My only experience or knowledge of creating a center rather, is the LGBTQ resource center, which we all know was born out of massive protests after a period of great violence. Hopefully, we won’t experience a similar set of hate crimes that could breed that sense of urgency. Instead, we would highlight cases of ableism to the administration to continue to make our case. In the interim, we would want to facilitate the coordination of disability related programming and resources as a DCC ultimately would.
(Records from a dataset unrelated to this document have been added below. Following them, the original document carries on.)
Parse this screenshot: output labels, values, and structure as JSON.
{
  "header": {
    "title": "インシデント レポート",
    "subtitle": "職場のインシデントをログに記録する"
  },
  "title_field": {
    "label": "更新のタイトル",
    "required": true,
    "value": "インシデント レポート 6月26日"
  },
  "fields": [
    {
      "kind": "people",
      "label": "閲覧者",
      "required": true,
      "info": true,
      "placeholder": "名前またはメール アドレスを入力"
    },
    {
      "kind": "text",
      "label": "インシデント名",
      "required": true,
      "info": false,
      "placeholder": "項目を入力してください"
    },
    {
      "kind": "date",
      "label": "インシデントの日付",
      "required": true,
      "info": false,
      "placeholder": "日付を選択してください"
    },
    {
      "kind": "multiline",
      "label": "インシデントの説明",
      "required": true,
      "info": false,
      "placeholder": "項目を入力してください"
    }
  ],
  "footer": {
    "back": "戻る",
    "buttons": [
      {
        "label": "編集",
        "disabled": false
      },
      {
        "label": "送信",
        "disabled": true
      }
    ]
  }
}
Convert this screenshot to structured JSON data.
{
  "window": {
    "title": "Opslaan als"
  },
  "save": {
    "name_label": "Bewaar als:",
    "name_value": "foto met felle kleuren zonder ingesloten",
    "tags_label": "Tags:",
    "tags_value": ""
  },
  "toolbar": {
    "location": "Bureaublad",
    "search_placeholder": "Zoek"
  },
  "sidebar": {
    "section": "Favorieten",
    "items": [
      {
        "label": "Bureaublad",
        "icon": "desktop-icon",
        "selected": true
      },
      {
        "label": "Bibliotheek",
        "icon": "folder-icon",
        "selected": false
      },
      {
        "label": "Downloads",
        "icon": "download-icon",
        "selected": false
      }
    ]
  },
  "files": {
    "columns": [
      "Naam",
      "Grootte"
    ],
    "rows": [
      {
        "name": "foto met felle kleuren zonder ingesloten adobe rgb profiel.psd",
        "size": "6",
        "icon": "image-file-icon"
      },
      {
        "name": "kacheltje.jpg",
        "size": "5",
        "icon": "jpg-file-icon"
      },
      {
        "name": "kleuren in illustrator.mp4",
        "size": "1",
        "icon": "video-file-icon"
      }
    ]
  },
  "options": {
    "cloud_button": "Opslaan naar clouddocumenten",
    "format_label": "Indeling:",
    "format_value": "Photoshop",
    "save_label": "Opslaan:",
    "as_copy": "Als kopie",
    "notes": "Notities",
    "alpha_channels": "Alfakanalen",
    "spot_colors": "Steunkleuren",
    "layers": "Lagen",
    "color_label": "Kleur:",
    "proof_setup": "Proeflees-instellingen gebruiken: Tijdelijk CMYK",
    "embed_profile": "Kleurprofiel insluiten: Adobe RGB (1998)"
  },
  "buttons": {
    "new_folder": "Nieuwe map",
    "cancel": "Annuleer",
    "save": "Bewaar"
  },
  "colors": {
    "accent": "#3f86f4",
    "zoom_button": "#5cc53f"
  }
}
This includes taking elements of the no wrong door campaign and incorporating them in to easier to digest media, and marking all disability related What’s a Hoya events in our GUSA weekly email.
What steps will you take, if elected, to increase visibility and representation of disabled students (both with apparent and invisible disabilities) in leadership roles on campus, whether in GUSA or elsewhere?
We would recruit disabled students (both with apparent and invisible disabilities) to the executive board, including in a continuation of the GUSA undersecretary for disability affairs, and with their help choose the appropriate people to serve on the “What’s a Hoya” Board to make sure that the conversation about disability is one that is never left out and never misrepresented.
We have in our budget a $1500 allocation for co-sponsorships and programs related to disability in addition to the larger What’s a Hoya Fund. This is money that could be used to sponsor an initiative to get more students with disabilities to run for leadership positions in different student groups, or to support events that raise the profile of extant student leaders with disabilities.
What steps will you take if elected to investigate the full range of accessibility barriers at Georgetown and advocate for meaningful progress from the administration in addressing them?
That $1500 allocation can again be used to help conduct this survey of barriers to access at Georgetown, we would hand off any and all lists to those in facilities, planning, and residential education, to ensure that no future building has the same barriers to access that we have already identified, and that we can begin o phase out the barriers that already exist. Even without that allocation, we would work to make sure that all new plans for buildings, and any long term planning involves investment in accessible spaces.
When planning Mia Mingus, I learned about the difficulty (and price) of securing an ASL interpreter. It should be a priority of the University and of all funding boards to have money set aside for making events open to everyone. I would advocate at the budget summit, or at least in future budget summits, for the establishment of a separate fund be set aside for events to be made more accessible to all students, and reduce the barriers to providing any form of interpretation for any student group.
Conversations about disability that occur in classes, student organization sponsored events, departmental sponsored events, and administration sponsored programming frequently omit the perspectives of disabled people both during the planning process and during the actual event. What would you do if elected to advocate for meaningful inclusion of disabled people in conversations about us on campus?